Furthermore, in the longer run we could end up building the full Avondale-Southdown line, in which case we have a further route for freight: In either case I think we can retain the ability to operate freight trains around the rail network. So I don’t see that as too much of an issue.
Other comments questioned whether the operating costs savings of DRT were “worth the hassle”, as you’d need separate facilities for different types of trains and having two different networks would obviously create some complications that having everything in one network wouldn’t. I suppose there are two responses to this:
- As Nick noted in a comment (and he knows more about this stuff than me), staffing generally comprises around 60-70% of the operating costs for the rail network (on an electric system). Chopping out around two-thirds of your operating cost is just immense, especially when rail’s net subsidy is over $50 million a year (I think) and would potentially be much higher in the future with a much larger network. It’s worth noting that Sydney’s rail network requires a subsidy of around $A1.8 billion a year (though obviously a much larger network).
- Potentially one of the biggest savings from DRT is in the construction, with the much more forgiving requirements for grades and bends than you can get from conventional rail. With, using traditional heavy rail, North Shore Rail being around $2.5 billion and Airport Rail probably being at least $1 billion, having an option which doesn’t require so much grade separation, earthworks, tunnelling and so forth, could slice billions off the final construction cost of the two projects combined.

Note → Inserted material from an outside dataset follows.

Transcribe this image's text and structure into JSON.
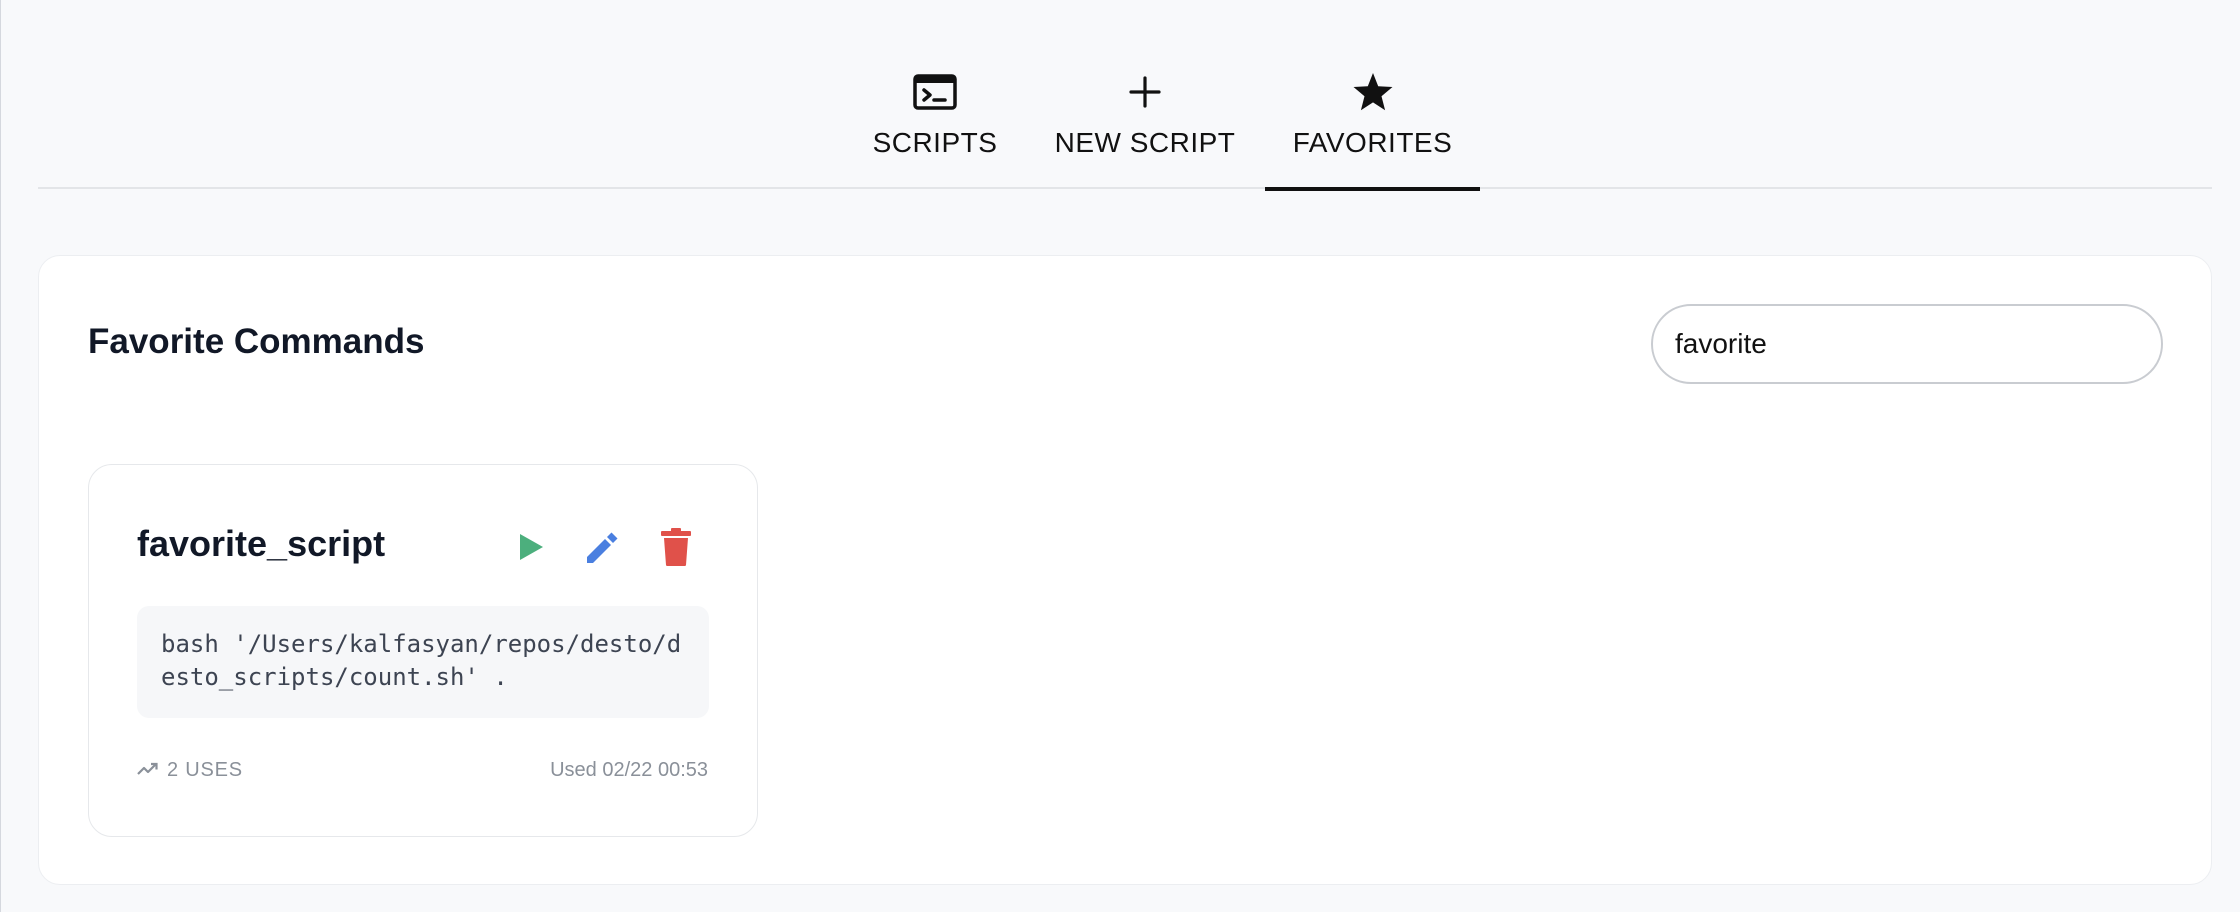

Perhaps the biggest question about this idea is how you would ever do the transition from normal rail operations along the southern line to the new system. I really have no idea but I presume it’s possible. But it’s the same issue we’ll face as if we ever get around to turning the Northern Busway into a railway line (of any kind).